A child with ADHD might:

  • daydream a lot
  • forget or lose things a lot
  • squirm or fidget
  • talk too much
  • make careless mistakes or take unnecessary risks
  • have a hard time resisting temptation
  • have trouble taking turns
  • have difficulty getting along with others

ADHD has three subtypes:

Predominantly hyperactive-impulsive

Most symptoms (six or more) are in the hyperactivity and impulsivity categories.

Fewer than six symptoms of inattention are present, although inattention may still be present to some degree.

Predominantly inattentive

The majority of symptoms (six or more) are in the inattention category and fewer than six symptoms of hyperactivity and impulsivity are present, although hyperactivity and impulsivity may still be present to some degree.

Children with this subtype are less likely to act out or have difficulties getting along with other children. They may sit quietly, but they are not paying attention to what they are doing. Therefore, the child may be overlooked, and parents and teachers may not notice that he or she has ADHD.

Combined hyperactive-impulsive and inattentive

Six or more symptoms of inattention and six or more symptoms of hyperactivity-impulsivity are present.

Most children have the combined type of ADHD.

Attention Deficit Hyperactivity Disorder (ADHD) Causes

The causes and risk factors for ADHD are unknown, but current research shows that ADHD is likely caused by a combination of factors, including:

  • Genetics
  • Brain injury
  • Environmental exposures (e.g., lead)
  • Alcohol and tobacco use during pregnancy
  • Premature delivery
  • Low birth weight

Parenting, or social, and certain environmental factors may or may not cause ADHD, but these factors might make symptoms worse.

Attention Deficit Hyperactivity Disorder (ADHD) Diagnosis

Diagnosing ADHD involves several steps. There is no single test to diagnose ADHD, and many other problems, like anxiety, depression, and certain types of learning disabilities, can have similar symptoms. Often, a medical exam, including hearing and vision tests, is conducted to rule out other problems with symptoms like ADHD. Another part of the process may include a checklist for rating ADHD symptoms and taking a history of the child from parents, teachers, and sometimes, the child.

Living With Attention Deficit Hyperactivity Disorder (ADHD)

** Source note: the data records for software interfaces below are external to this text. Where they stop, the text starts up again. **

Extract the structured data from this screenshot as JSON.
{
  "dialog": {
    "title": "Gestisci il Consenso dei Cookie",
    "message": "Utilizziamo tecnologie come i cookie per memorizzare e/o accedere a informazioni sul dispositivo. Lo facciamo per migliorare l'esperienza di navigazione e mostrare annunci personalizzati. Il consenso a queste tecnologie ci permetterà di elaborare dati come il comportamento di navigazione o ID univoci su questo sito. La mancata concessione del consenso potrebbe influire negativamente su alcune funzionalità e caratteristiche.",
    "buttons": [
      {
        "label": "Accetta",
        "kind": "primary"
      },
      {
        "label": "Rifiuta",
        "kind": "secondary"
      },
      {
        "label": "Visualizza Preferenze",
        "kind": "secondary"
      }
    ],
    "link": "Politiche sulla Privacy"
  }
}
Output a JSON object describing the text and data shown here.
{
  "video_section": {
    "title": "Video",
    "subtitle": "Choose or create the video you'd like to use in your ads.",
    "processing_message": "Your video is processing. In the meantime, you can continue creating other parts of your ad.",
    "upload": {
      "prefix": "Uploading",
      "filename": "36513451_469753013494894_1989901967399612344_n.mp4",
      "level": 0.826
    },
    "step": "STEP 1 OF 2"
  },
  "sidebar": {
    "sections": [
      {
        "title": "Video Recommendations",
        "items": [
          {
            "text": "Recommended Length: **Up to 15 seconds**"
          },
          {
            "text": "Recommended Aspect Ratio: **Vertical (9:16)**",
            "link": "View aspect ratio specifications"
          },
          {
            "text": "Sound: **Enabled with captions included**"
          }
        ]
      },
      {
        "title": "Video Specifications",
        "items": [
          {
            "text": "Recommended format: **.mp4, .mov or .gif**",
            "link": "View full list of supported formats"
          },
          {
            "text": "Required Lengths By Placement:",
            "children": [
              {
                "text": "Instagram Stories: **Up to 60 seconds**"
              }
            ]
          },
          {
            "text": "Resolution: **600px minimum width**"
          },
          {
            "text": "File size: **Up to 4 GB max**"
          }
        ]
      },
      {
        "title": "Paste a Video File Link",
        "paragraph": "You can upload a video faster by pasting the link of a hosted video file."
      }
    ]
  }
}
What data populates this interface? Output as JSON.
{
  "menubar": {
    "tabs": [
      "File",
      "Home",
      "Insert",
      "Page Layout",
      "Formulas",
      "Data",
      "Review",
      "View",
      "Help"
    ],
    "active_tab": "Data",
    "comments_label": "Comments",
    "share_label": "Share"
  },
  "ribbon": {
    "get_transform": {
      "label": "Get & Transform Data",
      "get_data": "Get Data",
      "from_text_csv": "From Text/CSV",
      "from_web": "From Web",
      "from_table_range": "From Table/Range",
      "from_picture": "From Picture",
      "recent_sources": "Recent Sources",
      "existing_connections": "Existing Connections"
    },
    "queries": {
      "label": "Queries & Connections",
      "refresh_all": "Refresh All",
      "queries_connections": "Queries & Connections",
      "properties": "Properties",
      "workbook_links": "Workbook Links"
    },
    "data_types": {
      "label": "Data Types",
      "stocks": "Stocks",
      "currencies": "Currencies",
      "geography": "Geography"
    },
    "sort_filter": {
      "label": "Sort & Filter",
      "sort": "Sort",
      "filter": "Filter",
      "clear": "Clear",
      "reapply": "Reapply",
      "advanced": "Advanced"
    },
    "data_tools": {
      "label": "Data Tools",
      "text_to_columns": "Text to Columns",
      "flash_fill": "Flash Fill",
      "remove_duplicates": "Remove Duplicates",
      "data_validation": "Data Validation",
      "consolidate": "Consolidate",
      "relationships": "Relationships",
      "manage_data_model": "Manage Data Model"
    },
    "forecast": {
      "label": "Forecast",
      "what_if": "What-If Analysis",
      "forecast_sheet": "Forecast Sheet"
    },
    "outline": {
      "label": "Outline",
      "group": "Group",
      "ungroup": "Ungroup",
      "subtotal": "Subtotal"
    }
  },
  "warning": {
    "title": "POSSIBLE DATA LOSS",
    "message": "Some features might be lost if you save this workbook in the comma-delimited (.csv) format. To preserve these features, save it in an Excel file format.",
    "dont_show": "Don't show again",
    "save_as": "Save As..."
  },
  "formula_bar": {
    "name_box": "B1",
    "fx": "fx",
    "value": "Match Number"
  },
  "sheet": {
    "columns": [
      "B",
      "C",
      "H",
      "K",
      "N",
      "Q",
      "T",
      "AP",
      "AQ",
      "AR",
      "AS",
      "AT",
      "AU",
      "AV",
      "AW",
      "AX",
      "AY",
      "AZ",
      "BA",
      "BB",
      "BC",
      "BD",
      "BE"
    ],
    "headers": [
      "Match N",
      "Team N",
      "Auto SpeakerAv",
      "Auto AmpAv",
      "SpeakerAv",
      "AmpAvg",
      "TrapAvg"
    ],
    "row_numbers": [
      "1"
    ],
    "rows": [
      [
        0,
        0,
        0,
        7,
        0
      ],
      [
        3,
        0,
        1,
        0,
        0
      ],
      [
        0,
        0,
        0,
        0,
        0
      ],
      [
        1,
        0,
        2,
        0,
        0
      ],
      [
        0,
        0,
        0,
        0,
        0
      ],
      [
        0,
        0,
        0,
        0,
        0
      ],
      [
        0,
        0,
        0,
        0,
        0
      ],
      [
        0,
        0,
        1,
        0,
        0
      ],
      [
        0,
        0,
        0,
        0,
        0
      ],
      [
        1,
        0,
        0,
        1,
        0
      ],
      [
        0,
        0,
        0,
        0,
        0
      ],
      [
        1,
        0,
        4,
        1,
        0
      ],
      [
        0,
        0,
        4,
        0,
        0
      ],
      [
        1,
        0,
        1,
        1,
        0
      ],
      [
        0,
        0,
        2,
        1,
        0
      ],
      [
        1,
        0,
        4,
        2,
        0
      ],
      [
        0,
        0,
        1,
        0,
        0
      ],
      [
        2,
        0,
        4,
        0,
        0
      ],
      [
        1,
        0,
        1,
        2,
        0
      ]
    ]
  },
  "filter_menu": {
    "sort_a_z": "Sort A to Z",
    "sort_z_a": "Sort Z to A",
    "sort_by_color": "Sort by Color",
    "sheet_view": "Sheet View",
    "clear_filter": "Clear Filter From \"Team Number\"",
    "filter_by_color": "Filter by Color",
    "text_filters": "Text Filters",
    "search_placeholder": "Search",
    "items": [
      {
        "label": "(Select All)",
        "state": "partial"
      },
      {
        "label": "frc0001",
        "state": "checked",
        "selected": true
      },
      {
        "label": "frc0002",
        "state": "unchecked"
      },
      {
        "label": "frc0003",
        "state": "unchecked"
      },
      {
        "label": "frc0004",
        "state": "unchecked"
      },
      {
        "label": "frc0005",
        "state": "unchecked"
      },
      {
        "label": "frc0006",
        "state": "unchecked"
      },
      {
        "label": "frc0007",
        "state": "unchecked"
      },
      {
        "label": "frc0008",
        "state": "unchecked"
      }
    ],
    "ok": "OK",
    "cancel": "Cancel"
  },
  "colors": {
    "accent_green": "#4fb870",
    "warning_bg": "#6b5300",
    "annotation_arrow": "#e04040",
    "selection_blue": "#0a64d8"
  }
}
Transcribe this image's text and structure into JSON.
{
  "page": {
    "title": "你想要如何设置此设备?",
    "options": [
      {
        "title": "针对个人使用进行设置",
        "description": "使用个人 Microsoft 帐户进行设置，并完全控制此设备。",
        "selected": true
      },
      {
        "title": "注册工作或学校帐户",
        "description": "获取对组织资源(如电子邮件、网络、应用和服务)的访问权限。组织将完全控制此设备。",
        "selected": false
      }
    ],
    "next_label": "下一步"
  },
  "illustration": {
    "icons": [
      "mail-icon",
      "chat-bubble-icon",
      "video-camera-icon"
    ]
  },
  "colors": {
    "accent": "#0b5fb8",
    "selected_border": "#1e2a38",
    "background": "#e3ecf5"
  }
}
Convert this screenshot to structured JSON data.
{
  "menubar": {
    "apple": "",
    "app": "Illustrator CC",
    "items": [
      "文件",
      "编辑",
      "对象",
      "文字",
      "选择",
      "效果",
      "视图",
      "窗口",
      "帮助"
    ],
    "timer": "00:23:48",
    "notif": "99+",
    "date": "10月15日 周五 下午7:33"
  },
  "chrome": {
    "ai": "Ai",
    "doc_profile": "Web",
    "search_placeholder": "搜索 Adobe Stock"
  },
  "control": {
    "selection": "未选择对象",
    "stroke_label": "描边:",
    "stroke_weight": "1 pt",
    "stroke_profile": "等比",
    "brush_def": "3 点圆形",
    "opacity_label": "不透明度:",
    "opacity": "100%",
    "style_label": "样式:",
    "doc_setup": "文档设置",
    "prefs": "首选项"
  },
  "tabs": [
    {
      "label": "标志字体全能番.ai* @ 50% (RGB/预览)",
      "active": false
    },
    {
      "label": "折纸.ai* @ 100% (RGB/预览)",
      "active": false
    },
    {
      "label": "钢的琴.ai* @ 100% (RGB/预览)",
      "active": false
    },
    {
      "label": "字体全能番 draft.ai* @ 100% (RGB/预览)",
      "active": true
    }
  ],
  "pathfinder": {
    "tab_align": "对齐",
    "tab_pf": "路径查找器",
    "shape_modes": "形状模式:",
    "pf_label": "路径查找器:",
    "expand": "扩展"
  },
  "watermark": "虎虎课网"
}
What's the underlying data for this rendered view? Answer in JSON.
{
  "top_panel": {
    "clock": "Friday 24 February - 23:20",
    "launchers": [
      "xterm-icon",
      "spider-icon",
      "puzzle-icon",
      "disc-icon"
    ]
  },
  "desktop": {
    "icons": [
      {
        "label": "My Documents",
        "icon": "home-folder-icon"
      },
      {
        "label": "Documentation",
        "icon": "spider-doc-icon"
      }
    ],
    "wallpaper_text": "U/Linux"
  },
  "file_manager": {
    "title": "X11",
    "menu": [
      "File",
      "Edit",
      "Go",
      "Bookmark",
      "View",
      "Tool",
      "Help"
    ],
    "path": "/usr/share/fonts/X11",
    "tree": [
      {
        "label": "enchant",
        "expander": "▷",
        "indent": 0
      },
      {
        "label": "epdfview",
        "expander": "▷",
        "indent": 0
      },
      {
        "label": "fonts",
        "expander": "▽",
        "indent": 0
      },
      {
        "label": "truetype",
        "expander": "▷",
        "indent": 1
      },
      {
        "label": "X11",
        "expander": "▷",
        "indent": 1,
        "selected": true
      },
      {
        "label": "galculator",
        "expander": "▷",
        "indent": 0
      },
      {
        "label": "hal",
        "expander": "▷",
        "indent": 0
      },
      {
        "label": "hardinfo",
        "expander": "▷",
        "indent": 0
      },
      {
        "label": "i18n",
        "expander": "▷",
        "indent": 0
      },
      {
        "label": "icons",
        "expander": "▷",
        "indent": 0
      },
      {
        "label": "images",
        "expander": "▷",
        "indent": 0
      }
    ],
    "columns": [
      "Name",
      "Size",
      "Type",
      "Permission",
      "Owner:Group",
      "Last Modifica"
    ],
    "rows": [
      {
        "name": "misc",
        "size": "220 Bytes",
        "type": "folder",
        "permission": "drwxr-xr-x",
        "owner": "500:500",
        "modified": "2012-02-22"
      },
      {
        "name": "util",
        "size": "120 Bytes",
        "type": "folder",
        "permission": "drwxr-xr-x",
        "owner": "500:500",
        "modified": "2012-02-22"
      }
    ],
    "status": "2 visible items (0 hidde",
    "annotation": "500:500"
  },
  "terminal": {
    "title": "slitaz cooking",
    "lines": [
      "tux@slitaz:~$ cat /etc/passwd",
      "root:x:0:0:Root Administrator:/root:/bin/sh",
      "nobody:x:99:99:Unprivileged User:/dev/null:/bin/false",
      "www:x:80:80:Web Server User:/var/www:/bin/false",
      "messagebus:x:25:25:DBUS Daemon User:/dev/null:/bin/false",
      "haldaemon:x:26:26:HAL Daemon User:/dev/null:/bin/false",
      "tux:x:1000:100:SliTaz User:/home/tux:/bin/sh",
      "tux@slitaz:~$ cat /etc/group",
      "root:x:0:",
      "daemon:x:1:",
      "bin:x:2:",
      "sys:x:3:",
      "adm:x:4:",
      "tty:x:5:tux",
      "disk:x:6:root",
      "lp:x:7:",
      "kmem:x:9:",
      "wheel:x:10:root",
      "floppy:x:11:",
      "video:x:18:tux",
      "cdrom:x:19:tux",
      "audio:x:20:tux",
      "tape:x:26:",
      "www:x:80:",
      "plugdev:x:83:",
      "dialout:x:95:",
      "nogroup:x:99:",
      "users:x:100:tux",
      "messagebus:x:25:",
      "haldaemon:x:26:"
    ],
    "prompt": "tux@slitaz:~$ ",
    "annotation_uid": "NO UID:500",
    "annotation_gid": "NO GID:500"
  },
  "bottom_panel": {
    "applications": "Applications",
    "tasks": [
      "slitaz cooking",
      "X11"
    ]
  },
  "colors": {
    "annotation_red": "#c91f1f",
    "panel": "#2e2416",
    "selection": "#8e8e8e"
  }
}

Living with ADHD can difficult for the person with the disorder and his or her family, friends, and teachers. Daily tasks are challenging for people with ADHD and relationships can be negatively affected. The symptoms and severity of ADHD vary and the disorder affects everyone differently.

Attention Deficit Hyperactivity Disorder (ADHD) Treatments

Treatment for ADHD focuses on reducing symptoms and improving daily function. In most cases, ADHD is best treated with a combination of behavior therapy and medication. Medications can improve symptoms related to inattention, impulsive behavior, and hyperactivity. These include stimulants, such as amphetamines (Adderall,Vyvanse) and methylphenidates (Ritalin,Concerta, Focalin), and non-stimulants, such as atomoxetine(Strattera)and guanfacine (Intuniv). Antidepressants may also be used as part of ADHD treatment. No single treatment approach is appropriate for every person with ADHD. Treatment should be individualized and continually assessed to ensure that it meets the changing needs of the person with ADHD.